The use of capital punishment varies arbitrarily from county to county, and a small number of jurisdictions are responsible for the vast majority of death sentences imposed nationwide. In fact, just 2 percent of U.S. counties accounted for 56 percent of people under sentence of death as of 2012.
Texas’s Harris County, Oklahoma County, and Philadelphia County were in that 2 percent, due to local district attorneys’ decisions to pursue an unusually high number of death sentences.
Harris County District Attorney Johnny B. Holmes obtained an average 12 death sentences a year between 1992 and 2000. After he retired in 2000, that rate fell by half, and since 2008, when his chosen successor Chuck Rosenthal resigned, Harris County has averaged slightly more than one death sentence a year.
In Oklahoma County, District Attorney Robert Macy obtained 54 death sentences between 1980 and 2001, averaging slightly more than 2.5 per year. Since 2009, only three people have been sentenced to death in Oklahoma County.
Under District Attorney Lynne Abraham, Philadelphia County had an average of 9.5 death sentences a year between 1991 and 2000. She decided not to run again in 2009, and her successor has obtained a total of three death sentences since 2010.
In addition to the nationwide drop in public support for the death penalty, The Marshall Project identifies factors in each of these counties that help explain the downward trend in death sentences.
In Houston County, the jury’s rejection of the death penalty in the high-profile case of Andrea Yates, a mentally ill woman convicted in the drowning deaths of her five children, in 2002, together with a 2005 change in the law allowing life without parole sentences as an alternative to death in Texas, likely contributed to the drop in death sentences.

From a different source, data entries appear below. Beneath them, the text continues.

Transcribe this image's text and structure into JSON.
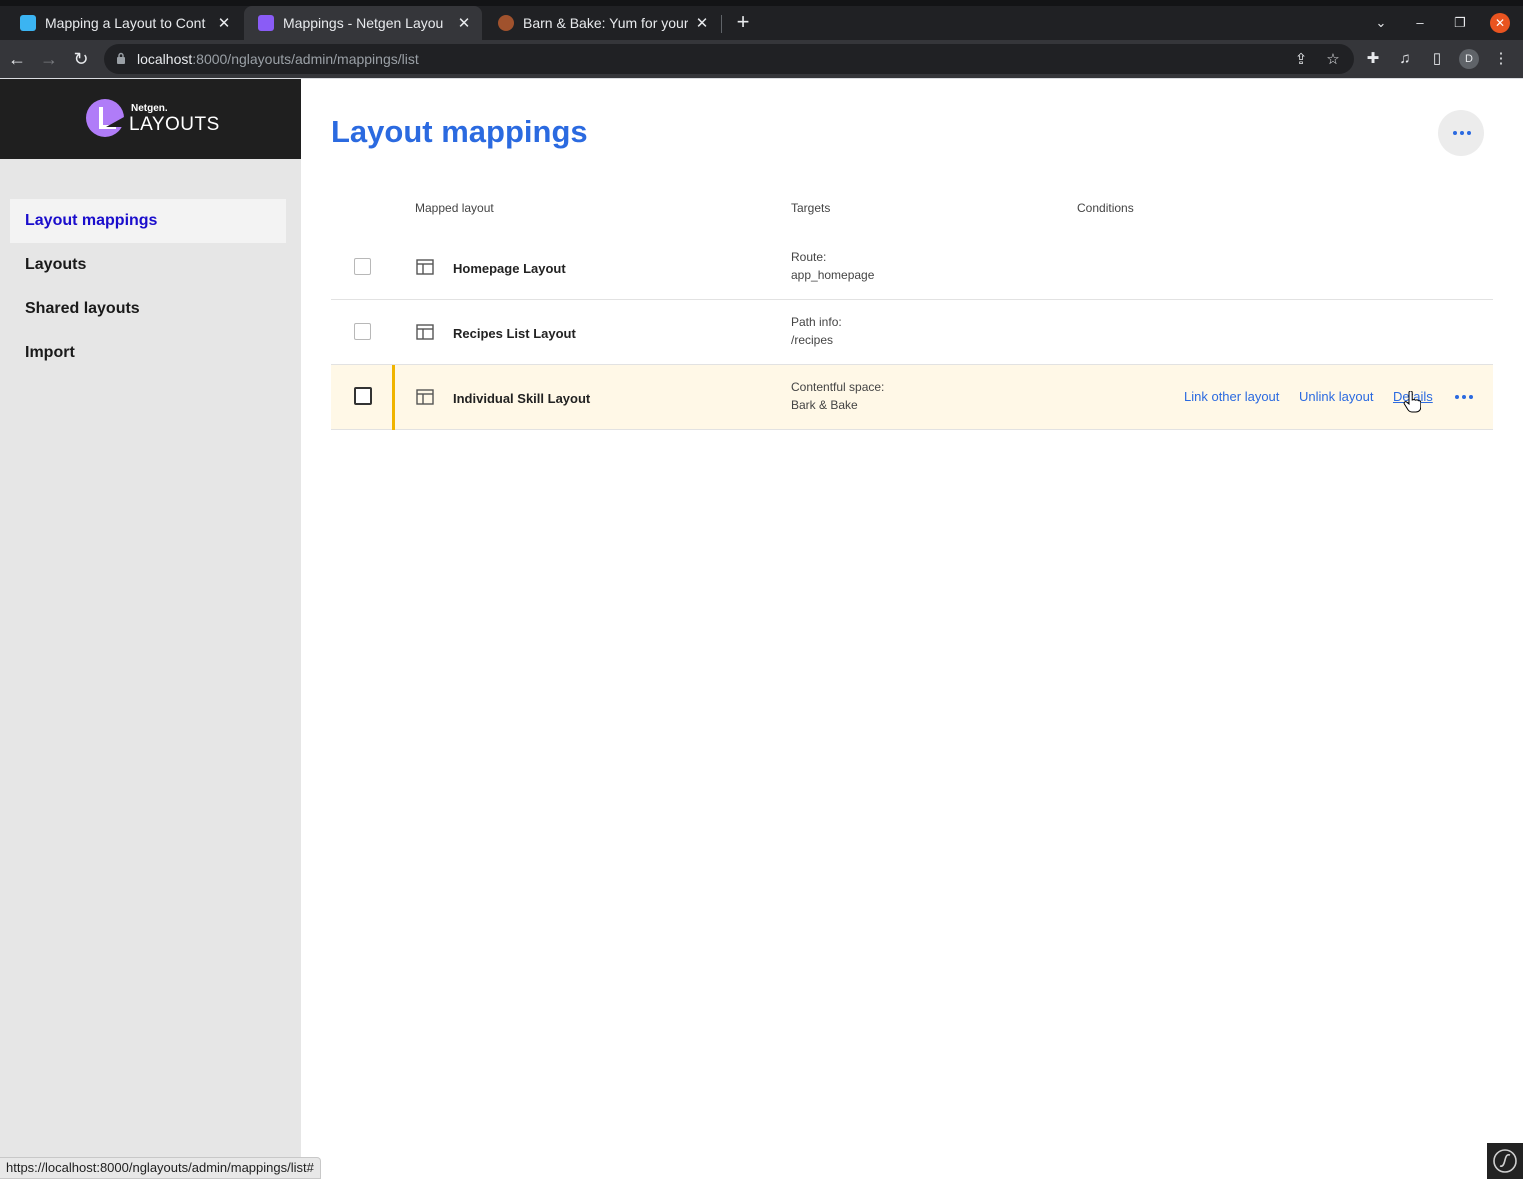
{
  "browser": {
    "tabs": [
      {
        "title": "Mapping a Layout to Cont",
        "favicon_color": "#3bb4f2"
      },
      {
        "title": "Mappings - Netgen Layou",
        "favicon_color": "#8a5cf6"
      },
      {
        "title": "Barn & Bake: Yum for your",
        "favicon_color": "#a0522d"
      }
    ],
    "url_host": "localhost",
    "url_rest": ":8000/nglayouts/admin/mappings/list",
    "profile_initial": "D",
    "status_url": "https://localhost:8000/nglayouts/admin/mappings/list#"
  },
  "brand": {
    "small": "Netgen.",
    "large": "LAYOUTS"
  },
  "sidebar": {
    "items": [
      {
        "label": "Layout mappings",
        "active": true
      },
      {
        "label": "Layouts",
        "active": false
      },
      {
        "label": "Shared layouts",
        "active": false
      },
      {
        "label": "Import",
        "active": false
      }
    ]
  },
  "main": {
    "title": "Layout mappings",
    "columns": {
      "mapped_layout": "Mapped layout",
      "targets": "Targets",
      "conditions": "Conditions"
    },
    "rows": [
      {
        "name": "Homepage Layout",
        "target_type": "Route:",
        "target_value": "app_homepage"
      },
      {
        "name": "Recipes List Layout",
        "target_type": "Path info:",
        "target_value": "/recipes"
      },
      {
        "name": "Individual Skill Layout",
        "target_type": "Contentful space:",
        "target_value": "Bark & Bake"
      }
    ],
    "row_actions": {
      "link_other": "Link other layout",
      "unlink": "Unlink layout",
      "details": "Details"
    }
  },
  "colors": {
    "accent": "#2b6ae0",
    "highlight_row": "#fff8e7",
    "highlight_bar": "#f0b400"
  }
}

Current District Attorney Pat Lykos ran on a reform agenda and promised to create a unit to investigate claims of wrongful convictions; that unit exonerated an innocent man in 2010 after 27 years in prison. Exonerations have dampened public enthusiasm for capital punishment in Texas and around the country.

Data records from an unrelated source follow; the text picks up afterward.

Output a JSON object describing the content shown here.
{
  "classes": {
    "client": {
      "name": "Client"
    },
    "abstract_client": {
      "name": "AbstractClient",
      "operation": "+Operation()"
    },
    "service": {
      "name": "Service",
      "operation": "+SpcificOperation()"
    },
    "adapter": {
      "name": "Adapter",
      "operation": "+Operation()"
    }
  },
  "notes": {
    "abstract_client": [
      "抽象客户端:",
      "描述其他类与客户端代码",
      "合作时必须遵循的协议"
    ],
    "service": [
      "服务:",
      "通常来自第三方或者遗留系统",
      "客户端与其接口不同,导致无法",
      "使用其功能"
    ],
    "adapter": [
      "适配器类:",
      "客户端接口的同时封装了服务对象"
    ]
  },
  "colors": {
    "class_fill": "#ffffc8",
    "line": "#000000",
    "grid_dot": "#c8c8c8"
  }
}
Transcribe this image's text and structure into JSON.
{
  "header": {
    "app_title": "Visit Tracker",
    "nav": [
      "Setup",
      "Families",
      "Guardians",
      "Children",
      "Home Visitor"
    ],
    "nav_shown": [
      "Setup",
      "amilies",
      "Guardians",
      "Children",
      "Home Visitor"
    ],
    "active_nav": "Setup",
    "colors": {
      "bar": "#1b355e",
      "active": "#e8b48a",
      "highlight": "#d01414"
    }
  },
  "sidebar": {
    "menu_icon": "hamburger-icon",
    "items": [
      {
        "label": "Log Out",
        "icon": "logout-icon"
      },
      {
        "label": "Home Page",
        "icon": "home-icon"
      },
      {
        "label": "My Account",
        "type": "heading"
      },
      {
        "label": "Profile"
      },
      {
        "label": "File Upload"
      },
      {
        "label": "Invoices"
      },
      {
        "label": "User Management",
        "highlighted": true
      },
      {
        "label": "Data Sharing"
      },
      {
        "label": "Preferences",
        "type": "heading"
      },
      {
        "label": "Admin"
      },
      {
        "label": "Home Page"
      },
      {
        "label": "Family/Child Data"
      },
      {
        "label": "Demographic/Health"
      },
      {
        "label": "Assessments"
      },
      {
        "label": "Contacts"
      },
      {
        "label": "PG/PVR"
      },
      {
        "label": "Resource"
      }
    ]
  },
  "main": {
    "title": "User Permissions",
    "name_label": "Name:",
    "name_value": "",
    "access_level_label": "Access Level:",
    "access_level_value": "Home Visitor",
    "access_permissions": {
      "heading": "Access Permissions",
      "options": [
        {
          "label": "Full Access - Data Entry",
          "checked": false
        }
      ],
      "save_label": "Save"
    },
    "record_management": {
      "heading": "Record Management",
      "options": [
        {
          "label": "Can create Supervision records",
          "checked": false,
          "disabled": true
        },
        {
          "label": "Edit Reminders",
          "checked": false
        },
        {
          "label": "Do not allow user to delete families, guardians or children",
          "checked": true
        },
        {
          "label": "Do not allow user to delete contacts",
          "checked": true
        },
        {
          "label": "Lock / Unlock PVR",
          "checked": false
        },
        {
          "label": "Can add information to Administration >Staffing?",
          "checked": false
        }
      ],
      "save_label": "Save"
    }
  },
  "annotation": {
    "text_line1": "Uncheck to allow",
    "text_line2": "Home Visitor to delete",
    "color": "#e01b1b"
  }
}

Similar concerns about the reliability of death sentences likewise contributed to the shift in Oklahoma County, where nearly half of the death sentences obtained by Robert Macy’s office relied on testimony from police chemist Joyce Gilchrist. In 2001, the FBI investigated her cases and found that she had deliberately and repeatedly falsified DNA matches, withheld evidence of innocence, and failed to test samples sent to her lab. In 2007, a man sent to death row from Oklahoma County was exonerated after Gilchrist’s testimony was proven to be fraudulent; eleven others were executed before Gilchrist’s testimony in their cases could be reviewed.

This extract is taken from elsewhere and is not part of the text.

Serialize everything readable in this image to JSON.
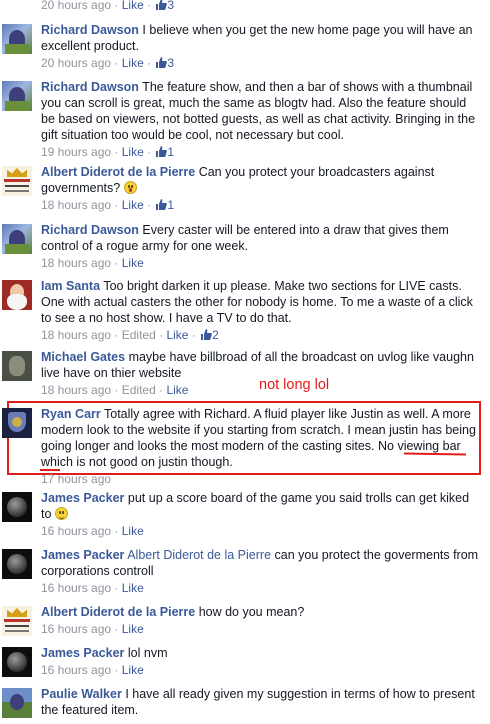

In Philadelphia County, concerns about the extraordinary cost of capital prosecutions and racial bias in the use of the death penalty led to a change in the county’s pursuit of death sentences. One study found that Black defendants were four times more likely than white defendants to receive the death penalty for similar crimes in Philadelphia County. Seth Williams, the current district attorney, vowed to address prosecutors’ problematic relationship with residents of color.
The concerns that have caused support for and use of the death penalty to drop in three of the nation’s highest-use counties are shared by two Supreme Court justices, who raised related questions about the constitutionality of the death penalty this term.